Retype the records below exactly as they appear, but leave out any pictures.
[DATA PROVIDED — start]
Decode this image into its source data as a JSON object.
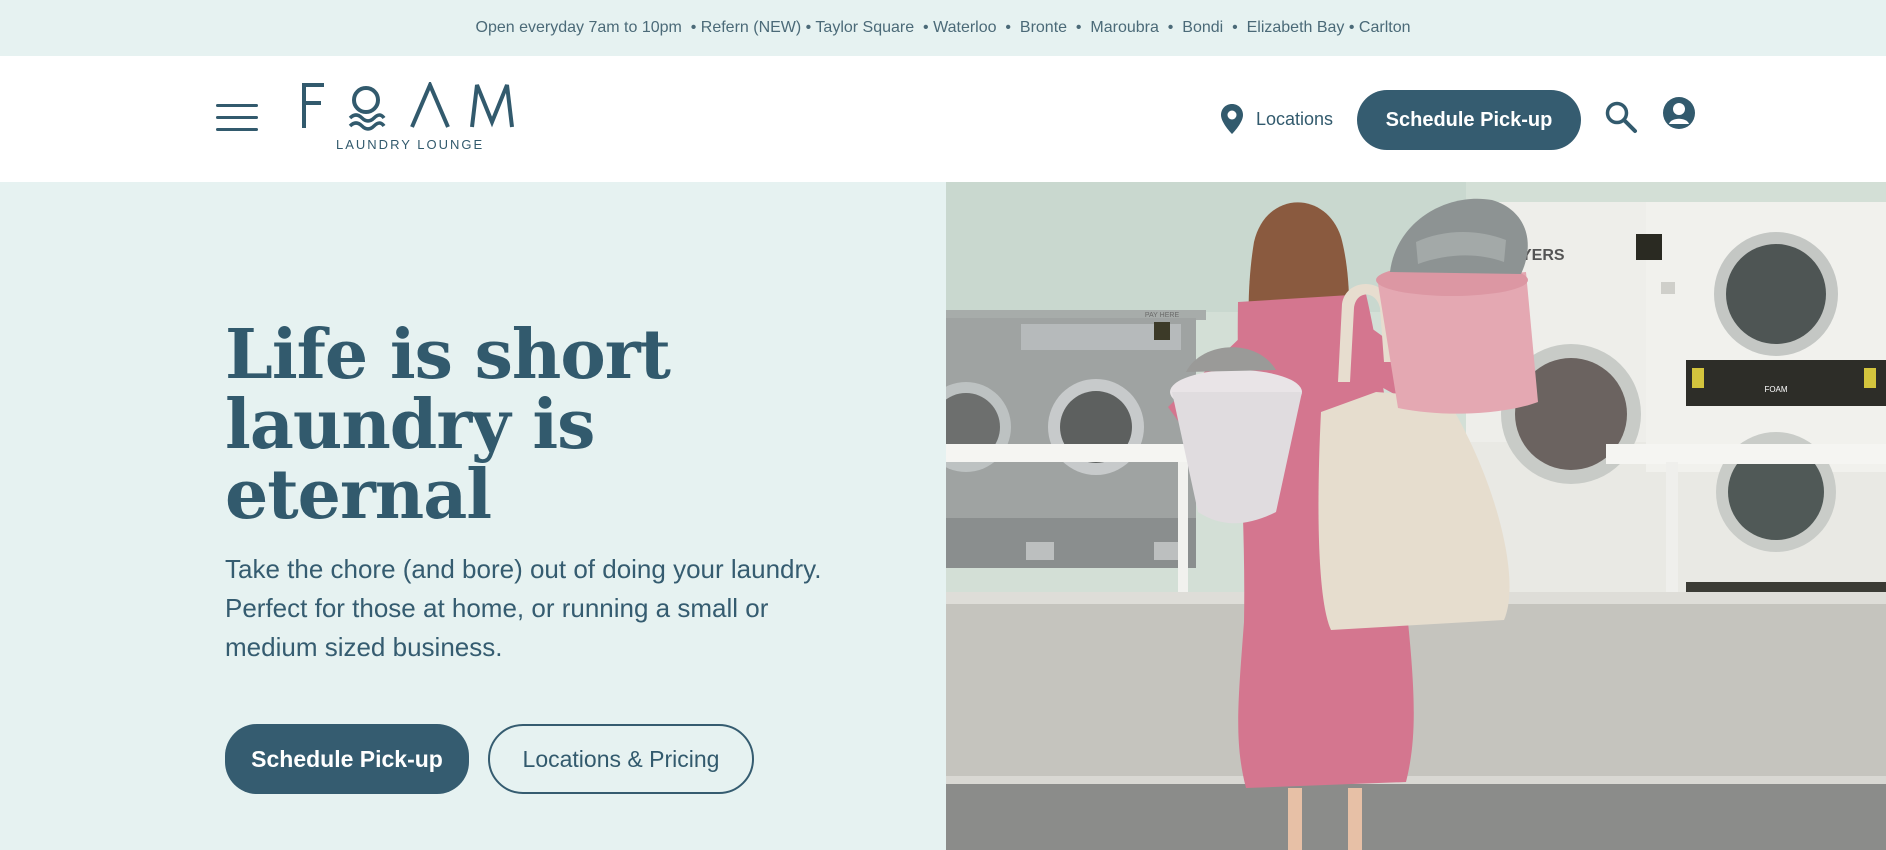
{
  "announcement": {
    "text": "Open everyday 7am to 10pm  • Refern (NEW) • Taylor Square  • Waterloo  •  Bronte  •  Maroubra  •  Bondi  •  Elizabeth Bay • Carlton"
  },
  "header": {
    "logo_word": "FOAM",
    "logo_tagline": "LAUNDRY LOUNGE",
    "locations_label": "Locations",
    "schedule_label": "Schedule Pick-up",
    "icons": [
      "menu-icon",
      "location-pin-icon",
      "search-icon",
      "account-icon"
    ]
  },
  "hero": {
    "title": "Life is short\nlaundry is\neternal",
    "subtitle": "Take the chore (and bore) out of doing your laundry. Perfect for those at home, or running a small or medium sized business.",
    "primary_cta": "Schedule Pick-up",
    "secondary_cta": "Locations & Pricing",
    "image_text": {
      "pay_here": "PAY HERE",
      "dryers_sign": "YERS",
      "machine_brand": "FOAM"
    }
  },
  "colors": {
    "brand": "#355c70",
    "bg_tint": "#e6f2f1",
    "white": "#ffffff",
    "dress": "#d4768f"
  }
}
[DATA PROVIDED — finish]
WRITTEN ANSWER:
Decode this image into its source data as a JSON object.
{
  "announcement": {
    "text": "Open everyday 7am to 10pm  • Refern (NEW) • Taylor Square  • Waterloo  •  Bronte  •  Maroubra  •  Bondi  •  Elizabeth Bay • Carlton"
  },
  "header": {
    "logo_word": "FOAM",
    "logo_tagline": "LAUNDRY LOUNGE",
    "locations_label": "Locations",
    "schedule_label": "Schedule Pick-up",
    "icons": [
      "menu-icon",
      "location-pin-icon",
      "search-icon",
      "account-icon"
    ]
  },
  "hero": {
    "title": "Life is short\nlaundry is\neternal",
    "subtitle": "Take the chore (and bore) out of doing your laundry. Perfect for those at home, or running a small or medium sized business.",
    "primary_cta": "Schedule Pick-up",
    "secondary_cta": "Locations & Pricing",
    "image_text": {
      "pay_here": "PAY HERE",
      "dryers_sign": "YERS",
      "machine_brand": "FOAM"
    }
  },
  "colors": {
    "brand": "#355c70",
    "bg_tint": "#e6f2f1",
    "white": "#ffffff",
    "dress": "#d4768f"
  }
}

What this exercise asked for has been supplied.